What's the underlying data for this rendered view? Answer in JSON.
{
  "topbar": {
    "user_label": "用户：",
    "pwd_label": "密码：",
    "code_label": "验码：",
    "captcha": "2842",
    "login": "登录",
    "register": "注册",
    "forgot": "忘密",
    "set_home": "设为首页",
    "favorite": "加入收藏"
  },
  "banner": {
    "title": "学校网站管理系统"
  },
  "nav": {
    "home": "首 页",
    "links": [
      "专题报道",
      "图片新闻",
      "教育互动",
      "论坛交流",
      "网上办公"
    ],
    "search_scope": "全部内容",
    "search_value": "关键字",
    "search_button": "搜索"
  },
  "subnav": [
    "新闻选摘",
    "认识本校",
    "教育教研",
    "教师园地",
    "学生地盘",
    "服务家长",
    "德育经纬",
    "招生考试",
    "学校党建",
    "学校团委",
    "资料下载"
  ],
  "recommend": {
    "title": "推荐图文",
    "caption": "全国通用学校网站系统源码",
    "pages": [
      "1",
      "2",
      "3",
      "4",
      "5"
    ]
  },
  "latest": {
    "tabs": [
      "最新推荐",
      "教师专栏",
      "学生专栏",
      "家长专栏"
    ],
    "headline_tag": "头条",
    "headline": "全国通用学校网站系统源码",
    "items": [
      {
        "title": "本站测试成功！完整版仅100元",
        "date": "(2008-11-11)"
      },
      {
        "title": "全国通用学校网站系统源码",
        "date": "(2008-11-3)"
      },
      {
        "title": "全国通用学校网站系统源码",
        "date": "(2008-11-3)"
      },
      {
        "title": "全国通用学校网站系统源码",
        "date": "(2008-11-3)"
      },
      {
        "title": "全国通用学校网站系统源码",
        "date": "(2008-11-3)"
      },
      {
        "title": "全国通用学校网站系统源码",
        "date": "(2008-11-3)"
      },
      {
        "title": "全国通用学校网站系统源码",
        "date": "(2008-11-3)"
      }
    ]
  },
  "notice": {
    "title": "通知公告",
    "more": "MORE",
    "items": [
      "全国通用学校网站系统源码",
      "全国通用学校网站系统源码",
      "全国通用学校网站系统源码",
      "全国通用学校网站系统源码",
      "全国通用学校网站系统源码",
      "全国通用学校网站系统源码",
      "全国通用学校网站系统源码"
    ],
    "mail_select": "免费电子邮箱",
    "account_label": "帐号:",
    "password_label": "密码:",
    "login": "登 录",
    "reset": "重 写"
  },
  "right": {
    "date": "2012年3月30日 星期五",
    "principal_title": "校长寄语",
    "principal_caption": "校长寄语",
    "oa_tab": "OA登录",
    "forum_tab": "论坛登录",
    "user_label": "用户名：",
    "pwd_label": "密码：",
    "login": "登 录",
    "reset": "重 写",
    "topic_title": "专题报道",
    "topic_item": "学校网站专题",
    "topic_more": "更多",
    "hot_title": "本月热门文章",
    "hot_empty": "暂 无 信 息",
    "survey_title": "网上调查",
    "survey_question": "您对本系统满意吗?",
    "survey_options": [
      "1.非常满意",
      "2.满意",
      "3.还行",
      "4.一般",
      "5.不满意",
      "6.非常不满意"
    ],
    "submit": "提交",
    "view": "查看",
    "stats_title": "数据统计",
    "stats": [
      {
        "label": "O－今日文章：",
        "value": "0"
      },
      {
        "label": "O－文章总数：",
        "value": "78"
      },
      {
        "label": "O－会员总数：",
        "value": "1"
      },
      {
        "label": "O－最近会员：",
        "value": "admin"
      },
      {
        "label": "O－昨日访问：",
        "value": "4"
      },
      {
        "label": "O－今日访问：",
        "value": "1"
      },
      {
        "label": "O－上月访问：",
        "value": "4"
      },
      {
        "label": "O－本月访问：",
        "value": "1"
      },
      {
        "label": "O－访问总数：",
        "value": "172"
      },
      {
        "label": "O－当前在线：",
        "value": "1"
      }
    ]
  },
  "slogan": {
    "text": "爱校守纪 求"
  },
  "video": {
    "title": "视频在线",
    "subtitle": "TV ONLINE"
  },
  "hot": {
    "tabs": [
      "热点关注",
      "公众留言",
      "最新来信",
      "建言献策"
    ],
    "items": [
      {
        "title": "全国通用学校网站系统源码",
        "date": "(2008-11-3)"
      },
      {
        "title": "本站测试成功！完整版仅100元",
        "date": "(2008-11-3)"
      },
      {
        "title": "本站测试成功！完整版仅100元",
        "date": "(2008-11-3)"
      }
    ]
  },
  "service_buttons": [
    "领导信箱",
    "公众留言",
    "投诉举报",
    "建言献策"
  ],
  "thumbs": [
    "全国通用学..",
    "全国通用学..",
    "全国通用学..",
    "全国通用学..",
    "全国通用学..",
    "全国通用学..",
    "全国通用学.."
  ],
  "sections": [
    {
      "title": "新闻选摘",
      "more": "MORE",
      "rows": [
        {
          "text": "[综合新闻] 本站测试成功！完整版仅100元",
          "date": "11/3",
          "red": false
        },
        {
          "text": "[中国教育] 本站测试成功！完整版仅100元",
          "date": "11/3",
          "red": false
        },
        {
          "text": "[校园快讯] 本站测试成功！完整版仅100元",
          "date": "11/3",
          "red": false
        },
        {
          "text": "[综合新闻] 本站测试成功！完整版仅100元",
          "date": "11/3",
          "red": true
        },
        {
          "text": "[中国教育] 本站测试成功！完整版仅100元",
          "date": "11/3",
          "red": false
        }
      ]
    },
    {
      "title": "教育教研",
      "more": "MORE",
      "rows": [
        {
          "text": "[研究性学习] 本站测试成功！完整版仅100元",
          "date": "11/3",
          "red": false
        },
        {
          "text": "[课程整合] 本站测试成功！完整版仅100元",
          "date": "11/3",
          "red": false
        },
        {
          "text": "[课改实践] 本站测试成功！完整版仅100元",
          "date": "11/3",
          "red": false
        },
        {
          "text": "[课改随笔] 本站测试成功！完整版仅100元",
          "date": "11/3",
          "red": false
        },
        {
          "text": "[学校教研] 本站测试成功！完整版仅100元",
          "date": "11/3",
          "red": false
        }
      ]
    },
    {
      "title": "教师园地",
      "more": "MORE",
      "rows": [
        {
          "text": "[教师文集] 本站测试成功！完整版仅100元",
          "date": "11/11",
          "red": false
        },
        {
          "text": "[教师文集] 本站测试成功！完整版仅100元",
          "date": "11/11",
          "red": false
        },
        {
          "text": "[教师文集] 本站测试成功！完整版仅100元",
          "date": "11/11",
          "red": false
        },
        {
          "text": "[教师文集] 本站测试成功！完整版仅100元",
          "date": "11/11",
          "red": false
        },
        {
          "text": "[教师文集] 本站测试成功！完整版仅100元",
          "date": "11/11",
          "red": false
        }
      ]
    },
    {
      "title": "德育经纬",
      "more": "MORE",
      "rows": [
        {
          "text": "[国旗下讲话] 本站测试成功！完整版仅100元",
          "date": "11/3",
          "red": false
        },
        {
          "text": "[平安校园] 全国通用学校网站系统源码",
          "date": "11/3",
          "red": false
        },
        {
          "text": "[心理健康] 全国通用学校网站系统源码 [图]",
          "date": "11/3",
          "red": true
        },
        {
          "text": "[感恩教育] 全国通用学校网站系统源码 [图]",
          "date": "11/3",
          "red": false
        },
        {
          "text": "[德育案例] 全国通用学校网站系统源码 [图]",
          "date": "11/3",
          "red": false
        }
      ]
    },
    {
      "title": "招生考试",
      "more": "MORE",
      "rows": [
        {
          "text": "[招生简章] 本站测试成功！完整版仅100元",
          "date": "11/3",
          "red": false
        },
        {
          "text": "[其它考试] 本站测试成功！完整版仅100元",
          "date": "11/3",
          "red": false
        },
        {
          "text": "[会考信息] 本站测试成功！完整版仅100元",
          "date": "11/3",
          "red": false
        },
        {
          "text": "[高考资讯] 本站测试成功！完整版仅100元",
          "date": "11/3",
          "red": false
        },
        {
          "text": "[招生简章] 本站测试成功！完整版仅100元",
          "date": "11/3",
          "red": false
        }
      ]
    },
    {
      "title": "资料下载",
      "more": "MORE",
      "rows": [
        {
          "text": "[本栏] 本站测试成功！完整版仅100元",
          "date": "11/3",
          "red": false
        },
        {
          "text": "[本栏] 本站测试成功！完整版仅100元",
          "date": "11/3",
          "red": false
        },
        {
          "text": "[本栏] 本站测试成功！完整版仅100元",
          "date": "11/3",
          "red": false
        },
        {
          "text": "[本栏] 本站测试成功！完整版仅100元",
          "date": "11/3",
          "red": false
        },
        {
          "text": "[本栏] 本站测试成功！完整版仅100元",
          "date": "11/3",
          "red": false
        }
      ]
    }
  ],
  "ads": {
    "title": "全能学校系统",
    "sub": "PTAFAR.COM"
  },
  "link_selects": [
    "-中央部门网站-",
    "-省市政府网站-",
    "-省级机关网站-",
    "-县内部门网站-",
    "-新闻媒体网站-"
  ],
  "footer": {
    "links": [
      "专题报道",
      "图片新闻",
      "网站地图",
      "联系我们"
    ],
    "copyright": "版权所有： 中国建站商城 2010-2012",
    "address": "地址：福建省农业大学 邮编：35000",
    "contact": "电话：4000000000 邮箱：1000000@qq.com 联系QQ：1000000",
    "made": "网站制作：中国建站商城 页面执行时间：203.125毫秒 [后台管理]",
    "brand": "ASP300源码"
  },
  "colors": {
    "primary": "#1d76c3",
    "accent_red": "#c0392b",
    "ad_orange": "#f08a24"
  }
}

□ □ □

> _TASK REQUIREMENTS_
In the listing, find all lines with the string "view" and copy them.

> _ANSWER_
What's the underlying data for this rendered view? Answer in JSON.
    "view": "查看",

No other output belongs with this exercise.